Records excerpted from a collection:
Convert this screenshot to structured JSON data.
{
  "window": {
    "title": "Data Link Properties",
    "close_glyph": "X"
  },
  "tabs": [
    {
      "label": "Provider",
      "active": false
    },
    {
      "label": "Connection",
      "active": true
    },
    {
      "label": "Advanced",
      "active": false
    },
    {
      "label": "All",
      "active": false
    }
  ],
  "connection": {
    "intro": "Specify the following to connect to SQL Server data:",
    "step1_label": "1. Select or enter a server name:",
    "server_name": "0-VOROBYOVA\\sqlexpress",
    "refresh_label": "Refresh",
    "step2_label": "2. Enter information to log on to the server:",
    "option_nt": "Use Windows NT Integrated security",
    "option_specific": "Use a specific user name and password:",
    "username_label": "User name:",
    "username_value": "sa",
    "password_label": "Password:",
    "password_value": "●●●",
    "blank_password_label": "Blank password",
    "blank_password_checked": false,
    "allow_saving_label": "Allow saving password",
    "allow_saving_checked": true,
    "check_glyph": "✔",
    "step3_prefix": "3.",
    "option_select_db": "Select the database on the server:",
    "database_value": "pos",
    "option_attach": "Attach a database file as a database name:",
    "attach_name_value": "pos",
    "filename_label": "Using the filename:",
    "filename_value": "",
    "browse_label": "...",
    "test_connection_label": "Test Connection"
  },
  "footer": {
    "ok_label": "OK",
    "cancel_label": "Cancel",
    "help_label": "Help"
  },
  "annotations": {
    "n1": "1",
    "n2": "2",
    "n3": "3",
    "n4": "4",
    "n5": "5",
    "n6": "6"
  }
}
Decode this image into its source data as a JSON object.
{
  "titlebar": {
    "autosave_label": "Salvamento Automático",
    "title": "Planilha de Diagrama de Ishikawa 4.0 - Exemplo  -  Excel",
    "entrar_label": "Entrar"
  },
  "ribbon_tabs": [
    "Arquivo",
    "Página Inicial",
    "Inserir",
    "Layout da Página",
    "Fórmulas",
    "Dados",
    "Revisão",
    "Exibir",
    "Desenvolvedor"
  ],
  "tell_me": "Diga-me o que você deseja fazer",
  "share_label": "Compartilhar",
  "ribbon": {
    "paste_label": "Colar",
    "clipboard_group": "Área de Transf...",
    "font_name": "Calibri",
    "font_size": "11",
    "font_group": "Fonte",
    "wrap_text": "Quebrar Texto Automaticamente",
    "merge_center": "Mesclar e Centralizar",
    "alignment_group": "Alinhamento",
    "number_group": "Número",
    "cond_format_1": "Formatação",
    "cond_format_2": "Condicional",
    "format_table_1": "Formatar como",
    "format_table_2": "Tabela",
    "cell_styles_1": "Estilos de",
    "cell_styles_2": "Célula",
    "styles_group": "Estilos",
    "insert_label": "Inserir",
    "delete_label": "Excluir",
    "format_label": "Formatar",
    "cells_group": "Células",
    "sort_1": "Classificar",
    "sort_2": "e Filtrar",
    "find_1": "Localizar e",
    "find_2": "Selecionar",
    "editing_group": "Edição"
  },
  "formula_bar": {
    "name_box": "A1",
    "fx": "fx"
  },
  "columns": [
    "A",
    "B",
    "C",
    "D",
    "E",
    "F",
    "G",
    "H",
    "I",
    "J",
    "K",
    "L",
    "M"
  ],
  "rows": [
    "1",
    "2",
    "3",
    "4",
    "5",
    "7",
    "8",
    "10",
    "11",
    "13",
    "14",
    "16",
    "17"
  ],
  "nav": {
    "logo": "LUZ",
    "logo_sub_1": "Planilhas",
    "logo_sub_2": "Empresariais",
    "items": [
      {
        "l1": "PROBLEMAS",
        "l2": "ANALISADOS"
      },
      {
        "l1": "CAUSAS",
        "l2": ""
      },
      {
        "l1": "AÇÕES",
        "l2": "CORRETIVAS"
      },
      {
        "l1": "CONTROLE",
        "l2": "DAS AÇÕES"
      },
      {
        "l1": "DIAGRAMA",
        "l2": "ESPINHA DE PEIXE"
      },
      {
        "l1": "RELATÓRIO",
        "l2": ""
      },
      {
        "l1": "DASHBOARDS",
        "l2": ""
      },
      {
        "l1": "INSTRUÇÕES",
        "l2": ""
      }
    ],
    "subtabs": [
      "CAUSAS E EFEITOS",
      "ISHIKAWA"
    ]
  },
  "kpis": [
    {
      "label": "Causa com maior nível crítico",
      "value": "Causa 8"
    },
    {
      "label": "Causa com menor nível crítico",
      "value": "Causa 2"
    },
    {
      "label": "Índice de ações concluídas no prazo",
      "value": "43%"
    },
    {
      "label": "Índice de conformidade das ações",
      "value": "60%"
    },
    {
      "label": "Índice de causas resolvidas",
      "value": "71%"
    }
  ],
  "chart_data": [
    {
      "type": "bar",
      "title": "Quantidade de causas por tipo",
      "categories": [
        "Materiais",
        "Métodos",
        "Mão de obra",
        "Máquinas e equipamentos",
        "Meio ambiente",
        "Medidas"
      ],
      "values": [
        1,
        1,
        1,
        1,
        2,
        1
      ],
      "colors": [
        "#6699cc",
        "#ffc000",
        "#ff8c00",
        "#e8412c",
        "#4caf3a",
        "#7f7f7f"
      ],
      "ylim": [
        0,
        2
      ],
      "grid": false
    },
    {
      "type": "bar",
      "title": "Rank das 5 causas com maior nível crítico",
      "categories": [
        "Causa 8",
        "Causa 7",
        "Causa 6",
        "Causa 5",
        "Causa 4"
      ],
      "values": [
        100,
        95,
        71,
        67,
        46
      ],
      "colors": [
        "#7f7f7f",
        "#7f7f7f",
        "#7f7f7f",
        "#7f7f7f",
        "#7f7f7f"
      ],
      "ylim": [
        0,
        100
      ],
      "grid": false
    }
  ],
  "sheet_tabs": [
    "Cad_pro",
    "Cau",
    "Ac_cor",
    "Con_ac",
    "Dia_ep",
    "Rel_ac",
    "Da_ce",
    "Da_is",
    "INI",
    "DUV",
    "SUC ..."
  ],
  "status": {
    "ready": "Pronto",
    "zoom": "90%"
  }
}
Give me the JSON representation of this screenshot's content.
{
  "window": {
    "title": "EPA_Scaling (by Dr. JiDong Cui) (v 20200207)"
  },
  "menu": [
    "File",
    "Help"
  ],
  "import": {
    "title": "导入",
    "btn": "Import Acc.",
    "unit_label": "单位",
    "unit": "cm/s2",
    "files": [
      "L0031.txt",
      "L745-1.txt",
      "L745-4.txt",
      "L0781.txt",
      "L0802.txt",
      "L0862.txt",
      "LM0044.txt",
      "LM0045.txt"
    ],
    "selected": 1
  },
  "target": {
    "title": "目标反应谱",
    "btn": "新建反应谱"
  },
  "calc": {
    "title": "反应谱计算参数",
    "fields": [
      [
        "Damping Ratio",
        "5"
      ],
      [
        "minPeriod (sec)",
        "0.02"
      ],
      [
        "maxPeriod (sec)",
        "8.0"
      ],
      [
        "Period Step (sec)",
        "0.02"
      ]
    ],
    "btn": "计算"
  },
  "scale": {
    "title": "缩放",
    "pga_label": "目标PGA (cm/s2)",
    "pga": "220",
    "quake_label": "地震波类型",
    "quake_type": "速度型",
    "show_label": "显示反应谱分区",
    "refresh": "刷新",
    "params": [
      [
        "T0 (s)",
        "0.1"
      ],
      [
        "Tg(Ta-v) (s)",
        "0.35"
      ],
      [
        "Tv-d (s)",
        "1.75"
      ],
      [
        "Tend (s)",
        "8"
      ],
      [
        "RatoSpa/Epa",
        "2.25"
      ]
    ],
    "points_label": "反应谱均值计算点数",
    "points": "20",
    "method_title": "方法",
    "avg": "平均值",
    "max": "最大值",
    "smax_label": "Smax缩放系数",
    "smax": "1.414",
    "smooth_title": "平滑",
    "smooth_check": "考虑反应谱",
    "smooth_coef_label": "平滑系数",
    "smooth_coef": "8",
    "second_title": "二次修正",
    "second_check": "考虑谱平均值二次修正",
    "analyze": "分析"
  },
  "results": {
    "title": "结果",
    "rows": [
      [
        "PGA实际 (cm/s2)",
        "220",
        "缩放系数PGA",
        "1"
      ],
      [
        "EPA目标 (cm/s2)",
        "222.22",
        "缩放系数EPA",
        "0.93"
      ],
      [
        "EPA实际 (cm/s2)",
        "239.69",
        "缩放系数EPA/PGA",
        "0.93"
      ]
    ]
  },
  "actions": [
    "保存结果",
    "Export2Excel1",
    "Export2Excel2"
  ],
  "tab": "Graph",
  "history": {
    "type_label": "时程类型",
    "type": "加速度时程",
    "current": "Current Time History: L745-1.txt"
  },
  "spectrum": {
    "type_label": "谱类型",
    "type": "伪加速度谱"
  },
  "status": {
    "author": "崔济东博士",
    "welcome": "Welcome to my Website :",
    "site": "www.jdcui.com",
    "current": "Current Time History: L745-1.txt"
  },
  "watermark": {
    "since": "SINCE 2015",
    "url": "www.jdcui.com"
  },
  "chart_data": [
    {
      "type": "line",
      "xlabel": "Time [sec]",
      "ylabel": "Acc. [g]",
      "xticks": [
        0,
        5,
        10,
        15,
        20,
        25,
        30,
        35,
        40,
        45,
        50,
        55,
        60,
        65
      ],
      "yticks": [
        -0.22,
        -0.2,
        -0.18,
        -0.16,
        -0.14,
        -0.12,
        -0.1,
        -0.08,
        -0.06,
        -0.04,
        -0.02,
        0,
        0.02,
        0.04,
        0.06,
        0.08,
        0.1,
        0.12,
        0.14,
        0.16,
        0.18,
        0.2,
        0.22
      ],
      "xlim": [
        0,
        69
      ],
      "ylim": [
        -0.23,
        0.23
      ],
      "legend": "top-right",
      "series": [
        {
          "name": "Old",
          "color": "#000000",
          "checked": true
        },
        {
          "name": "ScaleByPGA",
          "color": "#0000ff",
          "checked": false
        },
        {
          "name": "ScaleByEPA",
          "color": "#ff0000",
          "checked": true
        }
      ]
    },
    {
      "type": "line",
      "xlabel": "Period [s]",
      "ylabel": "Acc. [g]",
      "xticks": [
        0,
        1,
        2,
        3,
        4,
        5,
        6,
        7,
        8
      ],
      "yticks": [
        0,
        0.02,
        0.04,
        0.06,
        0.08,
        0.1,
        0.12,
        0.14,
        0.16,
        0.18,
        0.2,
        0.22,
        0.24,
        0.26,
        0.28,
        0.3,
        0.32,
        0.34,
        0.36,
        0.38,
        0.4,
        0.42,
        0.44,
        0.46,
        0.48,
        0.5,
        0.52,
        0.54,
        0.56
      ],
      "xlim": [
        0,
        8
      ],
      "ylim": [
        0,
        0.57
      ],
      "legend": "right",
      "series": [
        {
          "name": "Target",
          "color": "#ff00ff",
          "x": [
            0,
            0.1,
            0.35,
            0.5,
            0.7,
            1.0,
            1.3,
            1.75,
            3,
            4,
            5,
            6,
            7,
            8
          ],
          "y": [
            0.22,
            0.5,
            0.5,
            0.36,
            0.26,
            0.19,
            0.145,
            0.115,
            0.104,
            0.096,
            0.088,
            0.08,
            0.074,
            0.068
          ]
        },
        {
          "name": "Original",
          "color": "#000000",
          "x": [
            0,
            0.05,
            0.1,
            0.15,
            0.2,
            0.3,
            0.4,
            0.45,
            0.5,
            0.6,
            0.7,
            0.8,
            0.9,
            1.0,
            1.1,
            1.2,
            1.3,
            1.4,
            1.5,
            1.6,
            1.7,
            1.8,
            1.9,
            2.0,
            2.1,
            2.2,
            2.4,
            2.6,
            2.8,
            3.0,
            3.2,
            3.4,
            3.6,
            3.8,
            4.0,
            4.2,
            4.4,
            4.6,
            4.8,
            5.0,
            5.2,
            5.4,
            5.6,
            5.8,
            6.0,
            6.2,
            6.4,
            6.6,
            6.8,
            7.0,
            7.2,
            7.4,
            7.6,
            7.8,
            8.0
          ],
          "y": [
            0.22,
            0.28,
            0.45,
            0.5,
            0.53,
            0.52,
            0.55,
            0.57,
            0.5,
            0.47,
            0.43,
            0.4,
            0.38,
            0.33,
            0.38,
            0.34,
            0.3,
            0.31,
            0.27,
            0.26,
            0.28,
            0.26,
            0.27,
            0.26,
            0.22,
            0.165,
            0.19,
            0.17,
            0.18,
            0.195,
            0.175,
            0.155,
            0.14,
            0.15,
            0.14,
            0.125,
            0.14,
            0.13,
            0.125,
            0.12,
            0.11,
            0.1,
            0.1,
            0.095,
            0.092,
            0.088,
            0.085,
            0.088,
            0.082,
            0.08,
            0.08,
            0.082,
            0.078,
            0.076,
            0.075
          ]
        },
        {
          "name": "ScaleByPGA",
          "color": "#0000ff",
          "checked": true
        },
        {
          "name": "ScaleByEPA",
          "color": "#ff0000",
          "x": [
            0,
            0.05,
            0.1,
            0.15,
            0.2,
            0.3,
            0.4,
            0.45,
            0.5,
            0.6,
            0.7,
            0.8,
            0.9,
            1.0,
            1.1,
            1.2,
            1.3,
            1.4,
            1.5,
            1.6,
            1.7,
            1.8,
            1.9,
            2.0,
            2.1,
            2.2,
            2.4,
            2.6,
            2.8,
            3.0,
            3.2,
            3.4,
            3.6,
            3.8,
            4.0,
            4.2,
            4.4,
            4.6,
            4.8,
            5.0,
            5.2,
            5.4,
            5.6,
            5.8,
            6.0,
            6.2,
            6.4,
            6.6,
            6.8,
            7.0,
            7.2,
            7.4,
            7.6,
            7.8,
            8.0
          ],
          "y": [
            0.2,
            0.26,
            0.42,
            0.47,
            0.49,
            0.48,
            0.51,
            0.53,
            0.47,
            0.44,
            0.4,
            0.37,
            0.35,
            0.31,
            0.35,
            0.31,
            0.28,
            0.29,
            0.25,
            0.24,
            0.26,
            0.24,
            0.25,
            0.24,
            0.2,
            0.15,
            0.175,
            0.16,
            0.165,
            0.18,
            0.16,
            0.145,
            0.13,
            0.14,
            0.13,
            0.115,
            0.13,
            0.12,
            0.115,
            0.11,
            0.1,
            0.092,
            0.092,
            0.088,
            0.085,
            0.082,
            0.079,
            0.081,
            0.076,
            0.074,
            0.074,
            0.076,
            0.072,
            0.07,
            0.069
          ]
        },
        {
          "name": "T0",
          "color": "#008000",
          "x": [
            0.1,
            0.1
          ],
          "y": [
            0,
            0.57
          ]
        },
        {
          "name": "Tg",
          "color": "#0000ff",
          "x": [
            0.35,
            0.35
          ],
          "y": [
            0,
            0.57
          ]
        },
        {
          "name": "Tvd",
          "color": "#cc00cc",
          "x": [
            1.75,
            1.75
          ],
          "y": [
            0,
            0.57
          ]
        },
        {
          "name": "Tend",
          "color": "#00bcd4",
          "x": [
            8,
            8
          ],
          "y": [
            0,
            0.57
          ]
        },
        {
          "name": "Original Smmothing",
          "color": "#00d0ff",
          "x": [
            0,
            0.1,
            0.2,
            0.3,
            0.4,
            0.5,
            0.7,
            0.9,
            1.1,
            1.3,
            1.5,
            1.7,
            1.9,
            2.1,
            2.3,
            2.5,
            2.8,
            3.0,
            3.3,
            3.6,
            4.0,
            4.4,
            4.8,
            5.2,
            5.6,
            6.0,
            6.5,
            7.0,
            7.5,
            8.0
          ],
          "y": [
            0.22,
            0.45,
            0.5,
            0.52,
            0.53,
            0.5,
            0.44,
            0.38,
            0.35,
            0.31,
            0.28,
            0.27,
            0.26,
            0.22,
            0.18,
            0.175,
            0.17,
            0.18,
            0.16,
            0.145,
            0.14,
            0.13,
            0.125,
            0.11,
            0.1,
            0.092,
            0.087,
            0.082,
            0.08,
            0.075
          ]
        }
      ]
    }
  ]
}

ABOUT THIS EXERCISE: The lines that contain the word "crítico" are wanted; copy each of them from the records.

WRITTEN ANSWER:
      "label": "Causa com maior nível crítico",
      "label": "Causa com menor nível crítico",
      "title": "Rank das 5 causas com maior nível crítico",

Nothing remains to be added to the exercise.